A chalk line is a tool for marking long, straight lines on relatively flat surfaces, much farther than is practical by hand or with a straightedge.
It is an important tool in carpentry, the working of timber in a rough and unplaned state, as it doesn't require the timber to have a straight or squared edge formed onto it beforehand.
Chalk lines have been in use since ancient Egypt, and used continuously by builders in various cultures continually since . Continuing development of this simple tool focuses on the coloration for the chalk or marking compound, as well as the outer case and method of handling.
A chalk line draws straight lines by the action of a taut string. Specifically, the string (previously impregnated or coated with a loose dye such as chalk) is laid across the surface to be marked and pulled tight. The string is then plucked
or snapped sharply to cause the string to strike the surface, leaving a straight line.
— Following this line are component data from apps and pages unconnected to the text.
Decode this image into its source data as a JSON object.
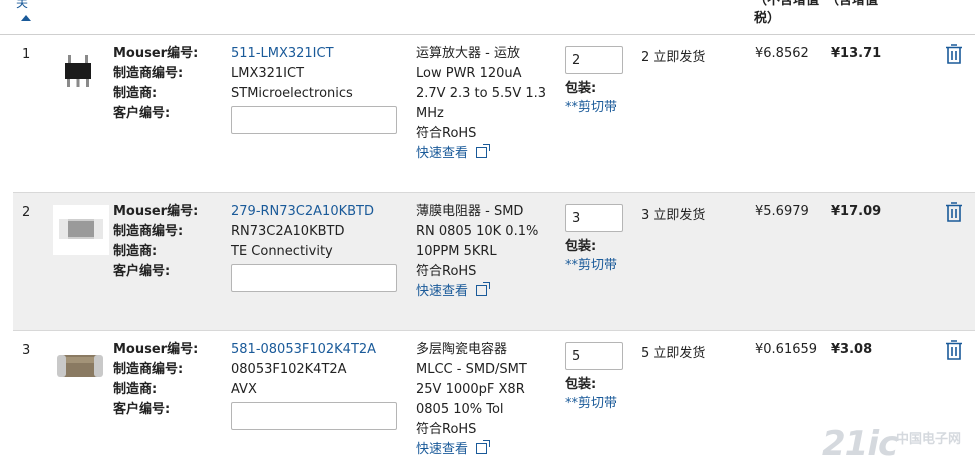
{
  "header": {
    "sort_label": "关",
    "unit_price_header": "（不含增值\n税）",
    "ext_price_header": "（含增值"
  },
  "labels": {
    "mouser_no": "Mouser编号:",
    "mfr_no": "制造商编号:",
    "mfr": "制造商:",
    "customer_no": "客户编号:",
    "package": "包装:",
    "quick_view": "快速查看"
  },
  "rows": [
    {
      "index": "1",
      "mouser_no": "511-LMX321ICT",
      "mfr_no": "LMX321ICT",
      "mfr": "STMicroelectronics",
      "desc": [
        "运算放大器 - 运放",
        "Low PWR 120uA",
        "2.7V 2.3 to 5.5V 1.3",
        "MHz",
        "符合RoHS"
      ],
      "qty": "2",
      "package": "**剪切带",
      "availability": "2 立即发货",
      "unit_price": "¥6.8562",
      "ext_price": "¥13.71"
    },
    {
      "index": "2",
      "mouser_no": "279-RN73C2A10KBTD",
      "mfr_no": "RN73C2A10KBTD",
      "mfr": "TE Connectivity",
      "desc": [
        "薄膜电阻器 - SMD",
        "RN 0805 10K 0.1%",
        "10PPM 5KRL",
        "符合RoHS"
      ],
      "qty": "3",
      "package": "**剪切带",
      "availability": "3 立即发货",
      "unit_price": "¥5.6979",
      "ext_price": "¥17.09"
    },
    {
      "index": "3",
      "mouser_no": "581-08053F102K4T2A",
      "mfr_no": "08053F102K4T2A",
      "mfr": "AVX",
      "desc": [
        "多层陶瓷电容器",
        "MLCC - SMD/SMT",
        "25V 1000pF X8R",
        "0805 10% Tol",
        "符合RoHS"
      ],
      "qty": "5",
      "package": "**剪切带",
      "availability": "5 立即发货",
      "unit_price": "¥0.61659",
      "ext_price": "¥3.08"
    }
  ],
  "watermark": {
    "text": "21ic",
    "subtext": "中国电子网"
  },
  "colors": {
    "link": "#1a5a99",
    "alt_row": "#efefef",
    "border": "#d8d8d8"
  }
}
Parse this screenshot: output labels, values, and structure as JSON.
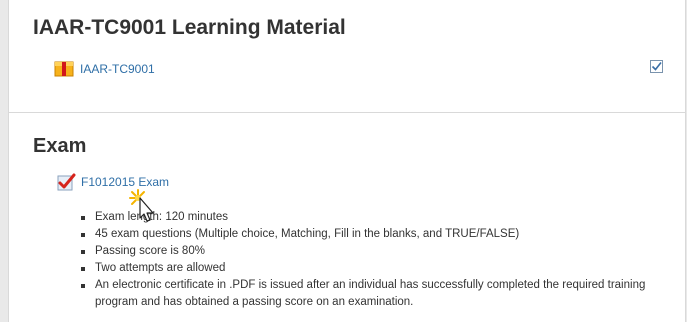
{
  "learning_section": {
    "title": "IAAR-TC9001 Learning Material",
    "activity_label": "IAAR-TC9001",
    "activity_icon": "package-icon",
    "completion_icon": "completion-checkbox-icon"
  },
  "exam_section": {
    "title": "Exam",
    "activity_label": "F1012015 Exam",
    "activity_icon": "quiz-check-icon",
    "details": [
      "Exam length: 120 minutes",
      "45 exam questions (Multiple choice, Matching, Fill in the blanks, and TRUE/FALSE)",
      "Passing score is 80%",
      "Two attempts are allowed",
      "An electronic certificate in .PDF is issued after an individual has successfully completed the required training program and has obtained a passing score on an examination."
    ]
  },
  "colors": {
    "link": "#2f6fa7",
    "text": "#333333",
    "background": "#e9e9e9",
    "panel": "#ffffff"
  }
}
The primary problems associated with improper maintenance of a chalk line are string breakage due to excessive tension on the line, and degradation of the line associated with moisture contamination.
In Japan, an ink line is used in preference to a chalk line. This is a silken cord, stored on a combined reel and inkpot called a sumitsubo
. Alongside the line reel is a cavity filled with ink-soaked cotton fibres, which the line is drawn through as it is unreeled. These sumitsubo are highly decorated and much-prized by their owners. As with many such tools, they're often made by their users whilst apprentices.
On the completion of a major building, such as a temple, a large celebration or topping-out ceremony is held. As part of this event, a set of symbolic carpenter's tools are freshly made and presented to the new building. A sumitsubo is a traditional tool included with them.